Scan the records below. Copy every line in which the word "author" appears.

**** The records ****

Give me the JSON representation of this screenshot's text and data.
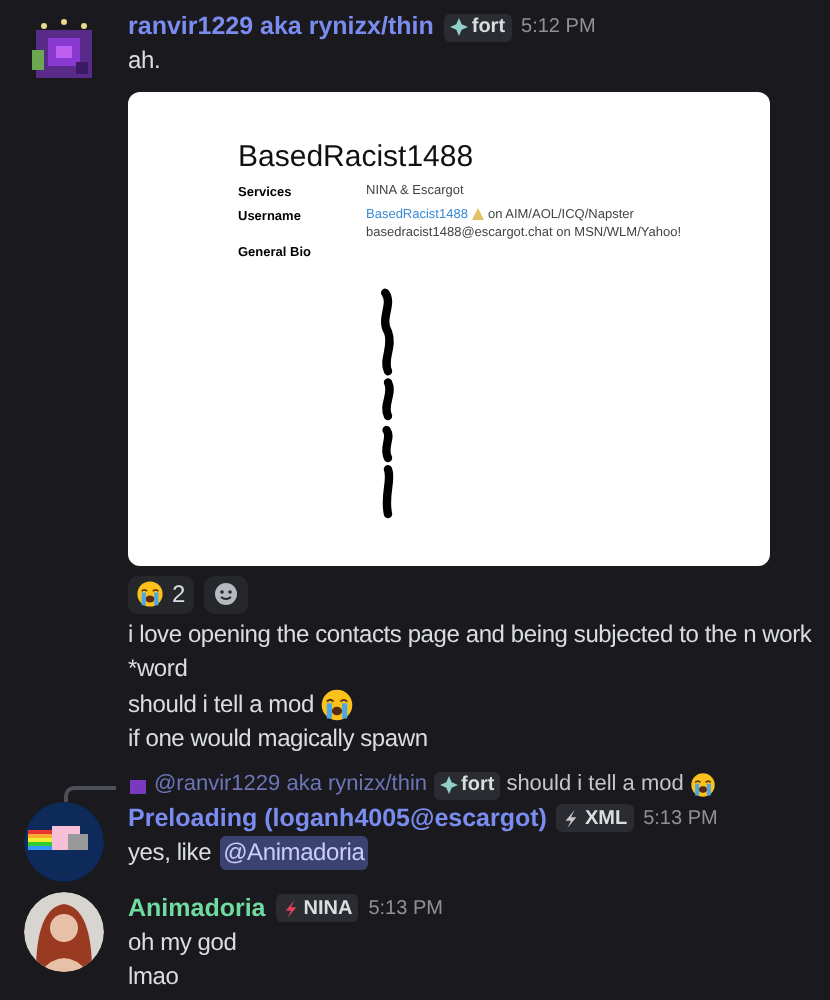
{
  "messages": [
    {
      "author": "ranvir1229 aka rynizx/thin",
      "color": "#7b8cf0",
      "tag": {
        "label": "fort"
      },
      "time": "5:12 PM",
      "lines": [
        {
          "text": "ah.",
          "crying_emoji": false
        }
      ],
      "attachment": {
        "title": "BasedRacist1488",
        "fields": [
          {
            "label": "Services",
            "values": [
              {
                "text": "NINA & Escargot"
              }
            ]
          },
          {
            "label": "Username",
            "values": [
              {
                "link": "BasedRacist1488",
                "text": "on AIM/AOL/ICQ/Napster"
              },
              {
                "text": "basedracist1488@escargot.chat on MSN/WLM/Yahoo!"
              }
            ]
          },
          {
            "label": "General Bio"
          }
        ]
      },
      "reactions": [
        {
          "kind": "emoji",
          "count": "2",
          "selected": false
        },
        {
          "kind": "add"
        }
      ],
      "more_lines": [
        {
          "text": "i love opening the contacts page and being subjected to the n work",
          "crying_emoji": false
        },
        {
          "text": "*word",
          "crying_emoji": false
        },
        {
          "text": "should i tell a mod",
          "crying_emoji": true
        },
        {
          "text": "if one would magically spawn",
          "crying_emoji": false
        }
      ]
    },
    {
      "reply": {
        "author": "@ranvir1229 aka rynizx/thin",
        "tag": {
          "label": "fort"
        },
        "text": "should i tell a mod",
        "crying_emoji": true
      },
      "author": "Preloading (loganh4005@escargot)",
      "color": "#7b8cf0",
      "tag": {
        "label": "XML"
      },
      "time": "5:13 PM",
      "lines": [
        {
          "text": "yes, like",
          "mention": "@Animadoria",
          "crying_emoji": false
        }
      ]
    },
    {
      "author": "Animadoria",
      "color": "#6fdba0",
      "tag": {
        "label": "NINA"
      },
      "time": "5:13 PM",
      "lines": [
        {
          "text": "oh my god",
          "crying_emoji": false
        },
        {
          "text": "lmao",
          "crying_emoji": false
        }
      ]
    }
  ]
}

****

Response area =>
      "author": "ranvir1229 aka rynizx/thin",
        "author": "@ranvir1229 aka rynizx/thin",
      "author": "Preloading (loganh4005@escargot)",
      "author": "Animadoria",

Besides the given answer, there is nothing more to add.